> The problem
Report back each line of the records that contains the string "JSON".

> Dataset items
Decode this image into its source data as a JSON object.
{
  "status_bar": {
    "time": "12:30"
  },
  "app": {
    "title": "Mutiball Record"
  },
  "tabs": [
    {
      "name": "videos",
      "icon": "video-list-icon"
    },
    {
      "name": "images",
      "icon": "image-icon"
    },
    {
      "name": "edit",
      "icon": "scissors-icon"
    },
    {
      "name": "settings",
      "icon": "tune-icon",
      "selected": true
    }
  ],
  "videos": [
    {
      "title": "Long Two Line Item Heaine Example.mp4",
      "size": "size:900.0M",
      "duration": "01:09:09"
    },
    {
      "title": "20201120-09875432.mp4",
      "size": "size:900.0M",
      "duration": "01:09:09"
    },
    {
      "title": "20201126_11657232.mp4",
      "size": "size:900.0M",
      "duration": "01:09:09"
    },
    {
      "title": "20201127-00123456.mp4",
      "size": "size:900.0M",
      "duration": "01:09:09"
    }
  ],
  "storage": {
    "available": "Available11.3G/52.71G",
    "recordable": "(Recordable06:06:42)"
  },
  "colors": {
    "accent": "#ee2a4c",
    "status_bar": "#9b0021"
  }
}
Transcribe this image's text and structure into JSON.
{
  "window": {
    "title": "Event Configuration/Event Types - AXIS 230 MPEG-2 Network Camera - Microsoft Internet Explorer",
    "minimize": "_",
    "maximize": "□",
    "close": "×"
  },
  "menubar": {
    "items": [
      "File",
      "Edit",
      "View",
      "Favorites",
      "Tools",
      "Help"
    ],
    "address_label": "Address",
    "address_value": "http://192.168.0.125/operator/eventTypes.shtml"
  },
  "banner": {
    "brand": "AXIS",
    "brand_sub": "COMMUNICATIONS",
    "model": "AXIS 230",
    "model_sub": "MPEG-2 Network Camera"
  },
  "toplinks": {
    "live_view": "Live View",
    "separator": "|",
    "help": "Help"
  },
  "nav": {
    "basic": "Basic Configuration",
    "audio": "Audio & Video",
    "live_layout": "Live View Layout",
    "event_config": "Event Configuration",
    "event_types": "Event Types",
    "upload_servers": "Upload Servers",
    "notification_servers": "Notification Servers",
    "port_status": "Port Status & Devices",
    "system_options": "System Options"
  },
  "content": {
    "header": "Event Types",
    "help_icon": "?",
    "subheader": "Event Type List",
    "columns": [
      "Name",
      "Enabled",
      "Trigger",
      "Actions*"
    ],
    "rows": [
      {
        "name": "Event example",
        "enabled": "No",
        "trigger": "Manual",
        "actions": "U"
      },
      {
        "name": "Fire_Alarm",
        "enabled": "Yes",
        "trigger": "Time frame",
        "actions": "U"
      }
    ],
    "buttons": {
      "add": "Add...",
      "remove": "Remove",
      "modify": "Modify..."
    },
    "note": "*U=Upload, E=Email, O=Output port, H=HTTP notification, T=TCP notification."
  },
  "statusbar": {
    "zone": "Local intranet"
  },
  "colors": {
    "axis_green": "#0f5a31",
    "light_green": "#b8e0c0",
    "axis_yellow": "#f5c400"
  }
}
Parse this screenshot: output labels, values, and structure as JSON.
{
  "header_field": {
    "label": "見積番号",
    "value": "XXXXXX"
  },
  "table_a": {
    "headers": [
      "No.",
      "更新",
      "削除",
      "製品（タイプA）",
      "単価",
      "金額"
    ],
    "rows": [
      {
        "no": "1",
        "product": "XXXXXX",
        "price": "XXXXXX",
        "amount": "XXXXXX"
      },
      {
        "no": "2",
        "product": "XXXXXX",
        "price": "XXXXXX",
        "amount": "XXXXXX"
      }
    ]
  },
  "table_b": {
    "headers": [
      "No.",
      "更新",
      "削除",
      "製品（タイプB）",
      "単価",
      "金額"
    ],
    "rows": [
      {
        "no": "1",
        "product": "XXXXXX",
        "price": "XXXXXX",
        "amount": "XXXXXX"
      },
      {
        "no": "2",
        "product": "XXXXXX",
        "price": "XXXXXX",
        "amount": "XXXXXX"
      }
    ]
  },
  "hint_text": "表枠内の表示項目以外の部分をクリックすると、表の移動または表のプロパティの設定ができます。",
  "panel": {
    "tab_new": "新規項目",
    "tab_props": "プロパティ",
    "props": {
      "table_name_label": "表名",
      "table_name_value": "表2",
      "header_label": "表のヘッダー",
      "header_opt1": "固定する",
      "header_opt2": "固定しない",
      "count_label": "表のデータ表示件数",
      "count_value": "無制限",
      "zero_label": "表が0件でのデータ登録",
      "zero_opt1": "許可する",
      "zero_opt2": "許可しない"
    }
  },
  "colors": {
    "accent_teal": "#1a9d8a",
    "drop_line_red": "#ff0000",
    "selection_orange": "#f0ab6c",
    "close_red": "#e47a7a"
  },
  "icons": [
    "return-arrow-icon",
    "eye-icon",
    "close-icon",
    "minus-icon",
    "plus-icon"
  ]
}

> Written answer
Decode this image into its source data as a JSON object.
Transcribe this image's text and structure into JSON.
Parse this screenshot: output labels, values, and structure as JSON.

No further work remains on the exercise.